I can vividly remember my early experiences as a hobbyist. When I got my first saltwater tank I was overwhelmed by the sheer number of opinions about saltwater aquarium maintenance and everything involved. In this article, I hope to simplify matters for you the reader and share with you my experiences on what works.
Start with good saltwater
In order to be successful, you want to have saltwater that is appropriate in parameters and as sterile as possible. Reverse Osmosis\De-Ionized (RODI) water is ideal to use with a reputable salt mix such as Instant Ocean’s Reef Crystals. Here in Southern California, we are lucky to have companies that take water from our local beaches and process them into clean saltwater – we have had great luck with it. If you start with good saltwater you eliminate any unknowns and potential contaminants that are often present in tap water.
Keep the parameters ideal
Saltwater aquarium parameters is a topic that deserves its own article and has much detail. However, for this article, I would summarize the numbers below as ideal and my belief is that if you keep the water in these ranges you will have success. The numbers below are for FISH-ONLY aquariums and not for a living reef which is similar but needs to be covered separately.
Salinity 1.019 – 1.026
Ammonia – 0
Nitrate – 50 or lower *
* Fish can often live with much higher nitrate numbers but algae becomes an issue, sharks and rays have issues with it, and even if the fish live they often develop physical unattractive disfigurement.
The routine below is what we recommend for most saltwater aquariums, variations of this often are warranted but for the most part, this does the trick.
– Replace or clean any mechanical filters such as filter pads or filter socks. Keeping them dirty with water running through them will elevate nitrates in a matter of days so you want to keep them clean and weekly is easy to remember and most practical.
– Check your equipment and make sure everything is running as it should – this takes only a minute and is worth doing – you don’t want to lose your fish because your chiller was off for a week.
– Observe the fish for issues – this is something you are probably doing daily anyway but it’s worth paying attention to fish behavior and feeding habits in more detail.
– If you have a protein skimmer (which we feel is a must), clean the neck and the skimmer cup weekly – the skimmer will perform better.
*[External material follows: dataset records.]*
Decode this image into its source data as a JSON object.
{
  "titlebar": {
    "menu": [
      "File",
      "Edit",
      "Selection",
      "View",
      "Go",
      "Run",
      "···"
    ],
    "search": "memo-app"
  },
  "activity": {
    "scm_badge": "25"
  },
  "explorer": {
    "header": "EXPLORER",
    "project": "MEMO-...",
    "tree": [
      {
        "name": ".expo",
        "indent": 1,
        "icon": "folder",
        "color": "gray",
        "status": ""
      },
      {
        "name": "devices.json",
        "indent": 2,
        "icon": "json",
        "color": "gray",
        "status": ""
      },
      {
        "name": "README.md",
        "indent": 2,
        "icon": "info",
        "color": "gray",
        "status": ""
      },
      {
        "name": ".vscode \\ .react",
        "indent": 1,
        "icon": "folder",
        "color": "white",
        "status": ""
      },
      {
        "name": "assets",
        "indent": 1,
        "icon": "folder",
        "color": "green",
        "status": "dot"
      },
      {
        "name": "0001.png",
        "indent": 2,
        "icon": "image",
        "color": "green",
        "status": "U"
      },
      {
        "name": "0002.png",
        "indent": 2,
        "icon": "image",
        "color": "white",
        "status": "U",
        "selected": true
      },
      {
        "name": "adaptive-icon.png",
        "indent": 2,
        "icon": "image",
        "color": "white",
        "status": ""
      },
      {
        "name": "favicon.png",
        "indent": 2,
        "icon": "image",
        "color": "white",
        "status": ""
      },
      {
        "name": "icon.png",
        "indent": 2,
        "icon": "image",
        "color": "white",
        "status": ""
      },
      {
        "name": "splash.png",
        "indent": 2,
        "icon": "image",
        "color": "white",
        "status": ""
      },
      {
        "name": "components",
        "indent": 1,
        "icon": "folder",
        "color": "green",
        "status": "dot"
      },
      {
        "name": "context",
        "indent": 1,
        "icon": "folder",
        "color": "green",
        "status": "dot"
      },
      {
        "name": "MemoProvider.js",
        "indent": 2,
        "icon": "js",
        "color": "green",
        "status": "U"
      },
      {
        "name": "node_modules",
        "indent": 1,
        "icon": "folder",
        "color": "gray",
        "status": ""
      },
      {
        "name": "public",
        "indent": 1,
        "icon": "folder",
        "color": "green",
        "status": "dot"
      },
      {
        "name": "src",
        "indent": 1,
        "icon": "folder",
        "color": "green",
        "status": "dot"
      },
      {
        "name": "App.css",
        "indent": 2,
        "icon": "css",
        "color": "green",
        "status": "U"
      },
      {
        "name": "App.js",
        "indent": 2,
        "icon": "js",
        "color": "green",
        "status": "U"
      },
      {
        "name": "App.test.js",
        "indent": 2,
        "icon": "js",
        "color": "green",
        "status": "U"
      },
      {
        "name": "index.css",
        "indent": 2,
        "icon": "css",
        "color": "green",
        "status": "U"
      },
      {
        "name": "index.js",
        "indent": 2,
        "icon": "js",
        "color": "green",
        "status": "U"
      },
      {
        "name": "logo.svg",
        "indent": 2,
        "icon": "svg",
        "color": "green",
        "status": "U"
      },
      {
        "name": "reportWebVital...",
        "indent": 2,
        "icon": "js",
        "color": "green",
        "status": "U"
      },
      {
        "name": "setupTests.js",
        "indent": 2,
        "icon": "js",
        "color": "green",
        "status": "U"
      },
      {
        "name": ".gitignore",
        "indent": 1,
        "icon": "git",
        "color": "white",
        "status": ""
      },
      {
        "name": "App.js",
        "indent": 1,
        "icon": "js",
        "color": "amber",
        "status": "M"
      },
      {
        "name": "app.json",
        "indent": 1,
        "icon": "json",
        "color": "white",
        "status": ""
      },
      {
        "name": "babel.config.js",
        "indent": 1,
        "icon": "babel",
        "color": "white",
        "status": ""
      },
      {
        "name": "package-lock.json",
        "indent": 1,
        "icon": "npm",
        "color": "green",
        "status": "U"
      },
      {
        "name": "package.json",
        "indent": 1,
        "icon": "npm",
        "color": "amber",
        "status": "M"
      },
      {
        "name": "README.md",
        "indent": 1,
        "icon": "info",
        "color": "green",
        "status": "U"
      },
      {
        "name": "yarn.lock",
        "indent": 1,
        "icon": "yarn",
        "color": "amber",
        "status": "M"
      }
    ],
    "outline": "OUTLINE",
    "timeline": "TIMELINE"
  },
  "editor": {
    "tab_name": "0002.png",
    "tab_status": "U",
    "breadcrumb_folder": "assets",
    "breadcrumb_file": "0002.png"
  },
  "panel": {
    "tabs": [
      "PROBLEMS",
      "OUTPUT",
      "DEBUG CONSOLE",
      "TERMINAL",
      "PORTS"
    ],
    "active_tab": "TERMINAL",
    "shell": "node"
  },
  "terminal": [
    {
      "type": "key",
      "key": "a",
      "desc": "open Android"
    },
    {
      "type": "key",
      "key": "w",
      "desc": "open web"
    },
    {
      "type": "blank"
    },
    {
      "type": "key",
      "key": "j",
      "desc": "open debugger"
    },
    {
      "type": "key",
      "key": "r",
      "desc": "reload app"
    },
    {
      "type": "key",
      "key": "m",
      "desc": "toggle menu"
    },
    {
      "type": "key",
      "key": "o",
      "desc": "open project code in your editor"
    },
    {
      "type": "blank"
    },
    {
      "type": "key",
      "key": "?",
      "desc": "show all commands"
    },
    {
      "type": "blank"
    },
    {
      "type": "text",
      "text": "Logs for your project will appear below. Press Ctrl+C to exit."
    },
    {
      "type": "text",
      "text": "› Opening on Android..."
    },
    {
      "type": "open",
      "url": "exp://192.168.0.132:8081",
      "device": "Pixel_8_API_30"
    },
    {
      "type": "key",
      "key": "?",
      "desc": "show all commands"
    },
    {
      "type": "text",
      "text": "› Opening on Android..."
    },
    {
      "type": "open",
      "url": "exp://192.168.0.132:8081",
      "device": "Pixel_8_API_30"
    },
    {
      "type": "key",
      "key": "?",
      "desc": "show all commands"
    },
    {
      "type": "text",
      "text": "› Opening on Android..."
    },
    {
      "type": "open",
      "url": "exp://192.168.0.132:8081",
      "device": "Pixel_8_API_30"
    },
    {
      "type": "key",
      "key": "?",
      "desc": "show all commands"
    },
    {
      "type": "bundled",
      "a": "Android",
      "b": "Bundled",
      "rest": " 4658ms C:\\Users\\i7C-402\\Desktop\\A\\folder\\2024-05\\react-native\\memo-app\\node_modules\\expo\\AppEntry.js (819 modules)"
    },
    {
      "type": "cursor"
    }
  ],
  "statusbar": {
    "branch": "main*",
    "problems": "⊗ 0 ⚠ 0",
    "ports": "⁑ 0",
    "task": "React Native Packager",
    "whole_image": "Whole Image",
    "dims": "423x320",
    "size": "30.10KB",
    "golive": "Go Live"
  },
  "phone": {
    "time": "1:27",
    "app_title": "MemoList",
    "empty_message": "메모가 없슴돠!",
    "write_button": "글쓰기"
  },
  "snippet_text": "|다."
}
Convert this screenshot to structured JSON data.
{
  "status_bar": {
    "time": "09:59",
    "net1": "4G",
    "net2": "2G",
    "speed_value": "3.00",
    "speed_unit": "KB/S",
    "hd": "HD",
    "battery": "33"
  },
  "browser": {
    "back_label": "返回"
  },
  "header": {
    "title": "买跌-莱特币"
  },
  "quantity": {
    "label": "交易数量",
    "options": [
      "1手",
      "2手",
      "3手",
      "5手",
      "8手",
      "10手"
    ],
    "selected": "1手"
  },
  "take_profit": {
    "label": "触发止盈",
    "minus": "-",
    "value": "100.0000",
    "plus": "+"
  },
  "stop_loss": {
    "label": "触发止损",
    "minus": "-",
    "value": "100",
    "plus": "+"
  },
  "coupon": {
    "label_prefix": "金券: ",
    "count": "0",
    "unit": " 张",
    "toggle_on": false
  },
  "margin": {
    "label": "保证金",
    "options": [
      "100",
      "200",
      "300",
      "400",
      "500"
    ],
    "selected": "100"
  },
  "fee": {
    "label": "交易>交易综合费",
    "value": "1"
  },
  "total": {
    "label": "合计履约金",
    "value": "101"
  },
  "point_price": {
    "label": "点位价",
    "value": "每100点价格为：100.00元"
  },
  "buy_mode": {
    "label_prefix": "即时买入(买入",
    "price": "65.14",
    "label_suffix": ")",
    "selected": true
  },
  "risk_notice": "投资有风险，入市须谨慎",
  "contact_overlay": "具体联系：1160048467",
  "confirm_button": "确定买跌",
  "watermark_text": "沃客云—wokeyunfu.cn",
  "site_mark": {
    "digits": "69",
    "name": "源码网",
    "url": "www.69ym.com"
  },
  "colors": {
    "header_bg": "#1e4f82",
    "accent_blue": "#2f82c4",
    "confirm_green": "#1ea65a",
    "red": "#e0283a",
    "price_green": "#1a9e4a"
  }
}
– Do a 20% water change – this is a standard amount we use that is small enough not to stress the fish and big enough to make a difference in water quality. At times, water changes can be skipped if water parameters are ideal, but in our experience and given the number of fish most folks keep this works well.
– Clean any algae off the aquarium panels and off of any surfaces such as rocks and decorations. It’s easier to do a small cleanup every two weeks and keep the tank looking good vs. spending more time cleaning more algae every month+.
– Test the water. To some people, this may sound infrequent and if a problem occurs you want to test the water right away. But, if things are good and you followed the routine and use good saltwater there is no need to test more often.
Saltwater aquarium maintenance can be simple and even fun and therapeutic. If you follow a few simple rules and use the routine we recommend I think you will be happy with the results.
Enjoy your aquarium :)